Dredd, with assistance from Judge Anderson, former chief judge McGruder and a handful of cadet judges, was eventually able to defeat the Dark Judges by killing Agee and severing the Sisters' link to Earth. Kraken, who by then had been enslaved and had himself become a Dark Judge, was freed at their defeat. While Dredd did not attach any blame to Kraken (and even told Kraken it could have been him in the younger man's place) Dredd could not allow him to live and killed him by a single bullet from a Lawgiver.[11] Dredd stated that he believed Kraken did not want to live after what he had done and Kraken offered no resistance when faced with his demise, even thanking Dredd.

See also[edit]

Bibliography[edit]
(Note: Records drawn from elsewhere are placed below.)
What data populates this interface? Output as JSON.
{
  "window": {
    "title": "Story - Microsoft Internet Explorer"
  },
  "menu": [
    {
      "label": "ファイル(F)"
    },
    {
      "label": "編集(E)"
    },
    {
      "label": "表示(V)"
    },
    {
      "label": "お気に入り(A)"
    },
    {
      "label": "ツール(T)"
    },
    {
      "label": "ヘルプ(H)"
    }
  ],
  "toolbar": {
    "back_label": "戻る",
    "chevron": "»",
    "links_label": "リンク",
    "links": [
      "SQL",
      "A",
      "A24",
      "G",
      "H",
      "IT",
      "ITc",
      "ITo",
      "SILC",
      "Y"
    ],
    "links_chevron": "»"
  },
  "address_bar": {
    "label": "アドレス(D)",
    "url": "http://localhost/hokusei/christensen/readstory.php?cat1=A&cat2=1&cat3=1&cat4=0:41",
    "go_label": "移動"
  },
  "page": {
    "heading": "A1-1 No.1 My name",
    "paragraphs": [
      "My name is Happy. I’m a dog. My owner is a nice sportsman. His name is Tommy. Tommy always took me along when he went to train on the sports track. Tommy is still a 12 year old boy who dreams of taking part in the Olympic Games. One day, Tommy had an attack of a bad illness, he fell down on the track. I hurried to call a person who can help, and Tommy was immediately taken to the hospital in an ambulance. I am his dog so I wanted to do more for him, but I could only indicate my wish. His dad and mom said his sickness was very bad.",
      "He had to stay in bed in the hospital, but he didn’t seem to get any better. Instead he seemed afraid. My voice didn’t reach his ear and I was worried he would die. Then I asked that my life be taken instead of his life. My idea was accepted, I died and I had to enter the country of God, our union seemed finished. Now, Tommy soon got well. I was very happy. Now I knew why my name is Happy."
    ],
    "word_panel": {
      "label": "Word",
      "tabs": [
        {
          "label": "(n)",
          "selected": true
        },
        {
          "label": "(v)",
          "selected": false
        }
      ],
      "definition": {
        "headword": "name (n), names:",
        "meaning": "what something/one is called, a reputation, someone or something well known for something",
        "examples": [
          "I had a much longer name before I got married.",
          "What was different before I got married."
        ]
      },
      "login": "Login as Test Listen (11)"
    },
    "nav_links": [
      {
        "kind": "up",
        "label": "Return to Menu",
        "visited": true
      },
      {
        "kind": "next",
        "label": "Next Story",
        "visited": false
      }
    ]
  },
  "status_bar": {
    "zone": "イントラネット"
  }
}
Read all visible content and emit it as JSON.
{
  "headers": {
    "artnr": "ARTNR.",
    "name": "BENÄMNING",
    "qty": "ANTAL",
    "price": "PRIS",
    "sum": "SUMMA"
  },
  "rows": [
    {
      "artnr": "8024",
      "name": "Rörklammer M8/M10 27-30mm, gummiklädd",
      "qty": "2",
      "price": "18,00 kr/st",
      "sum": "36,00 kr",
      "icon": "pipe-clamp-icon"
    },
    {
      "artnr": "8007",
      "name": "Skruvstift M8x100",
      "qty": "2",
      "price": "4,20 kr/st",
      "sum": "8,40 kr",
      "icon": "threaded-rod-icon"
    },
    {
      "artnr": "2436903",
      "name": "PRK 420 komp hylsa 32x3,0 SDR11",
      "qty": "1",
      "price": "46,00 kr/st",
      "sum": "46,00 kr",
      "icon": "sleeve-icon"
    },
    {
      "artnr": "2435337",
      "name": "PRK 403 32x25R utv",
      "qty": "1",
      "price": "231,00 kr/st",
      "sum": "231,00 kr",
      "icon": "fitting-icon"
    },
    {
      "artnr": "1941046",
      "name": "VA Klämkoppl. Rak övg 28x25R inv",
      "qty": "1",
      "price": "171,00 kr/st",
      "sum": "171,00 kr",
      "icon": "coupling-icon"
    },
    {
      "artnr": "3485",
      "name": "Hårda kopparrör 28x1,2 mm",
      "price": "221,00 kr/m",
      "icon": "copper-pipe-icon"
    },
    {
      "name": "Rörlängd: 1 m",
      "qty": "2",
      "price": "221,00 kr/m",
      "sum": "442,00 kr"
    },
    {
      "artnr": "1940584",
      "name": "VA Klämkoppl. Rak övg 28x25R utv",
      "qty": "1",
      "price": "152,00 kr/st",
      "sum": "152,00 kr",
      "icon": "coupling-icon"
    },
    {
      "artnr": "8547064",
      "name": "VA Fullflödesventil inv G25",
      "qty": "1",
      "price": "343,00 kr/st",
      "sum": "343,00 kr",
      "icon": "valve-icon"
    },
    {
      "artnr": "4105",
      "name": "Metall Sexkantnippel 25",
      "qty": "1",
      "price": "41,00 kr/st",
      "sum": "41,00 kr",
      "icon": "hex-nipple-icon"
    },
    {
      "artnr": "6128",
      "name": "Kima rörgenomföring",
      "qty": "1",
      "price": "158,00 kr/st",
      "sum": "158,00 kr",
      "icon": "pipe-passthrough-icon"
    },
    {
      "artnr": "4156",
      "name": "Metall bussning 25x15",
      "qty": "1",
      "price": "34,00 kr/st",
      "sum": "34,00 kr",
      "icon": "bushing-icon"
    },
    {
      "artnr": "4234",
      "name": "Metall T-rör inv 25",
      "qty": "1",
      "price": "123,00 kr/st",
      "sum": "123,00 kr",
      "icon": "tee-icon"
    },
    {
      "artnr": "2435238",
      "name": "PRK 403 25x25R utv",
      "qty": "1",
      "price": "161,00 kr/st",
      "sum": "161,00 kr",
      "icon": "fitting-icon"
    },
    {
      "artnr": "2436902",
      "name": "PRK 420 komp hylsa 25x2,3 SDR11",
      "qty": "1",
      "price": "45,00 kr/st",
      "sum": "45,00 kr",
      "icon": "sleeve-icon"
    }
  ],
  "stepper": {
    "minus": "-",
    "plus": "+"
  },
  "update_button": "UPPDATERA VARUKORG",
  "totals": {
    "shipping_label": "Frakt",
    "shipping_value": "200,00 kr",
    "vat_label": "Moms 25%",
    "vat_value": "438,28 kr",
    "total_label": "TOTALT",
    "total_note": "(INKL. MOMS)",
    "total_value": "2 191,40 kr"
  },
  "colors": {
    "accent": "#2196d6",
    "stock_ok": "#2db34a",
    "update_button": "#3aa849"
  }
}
  • "Oz" (written by John Wagner and Alan Grant (various artists), in 2000 AD #545-570, 1988)
    • Introduces the Judda. Relevant episodes illustrated by Brendan McCarthy. Kraken did not personally appear in this story
  • "Bloodline" (written by John Wagner, with art by Will Simpson, in 2000 AD #583-584, 1988)
    • Introduces Kraken
  • "The Shooting Match" (written by John Wagner, with art by John Higgins, in 2000 AD #650, 1989)
  • "Tale of the Dead Man" (written by John Wagner, with art by Will Simpson, in 2000 AD #662-668, 1990. Prologue in #661)
    • Kraken's assessment
  • "By Lethal Injection" (written by John Wagner, with art by Carlos Ezquerra, in 2000 AD #669-670, 1990)
  • "Rights of Succession" (written by John Wagner, with art by Carlos Ezquerra, in 2000 AD #671, 1990)
  • "Dear Annie" (written by John Wagner, with art by Carlos Ezquerra, in 2000 AD #672-673, 1990)
    • Kraken did not personally appear in this story, which sets the scene for "Necropolis"
  • "Necropolis" (written by John Wagner, with art by Carlos Ezquerra, in 2000 AD #674-699, 1990)
  • "Return of the King" (written by Garth Ennis, with art by Carlos Ezquerra, in 2000 AD #733-735, 1991)
    • Cameo appearance by Kraken in a flashback in second episode

References[edit]

  1. ^ 2000 AD prog 584
  2. ^ Progs 562-563
  3. ^ Prog 584
  4. ^ Prog 584
  5. ^ Progs 662-668
  6. ^ Prog 669
  7. ^ Prog 668
  8. ^ Prog 670
  9. ^ Progs 670-671
  10. ^ Progs 674-699
  11. ^ Prog 698

External links[edit]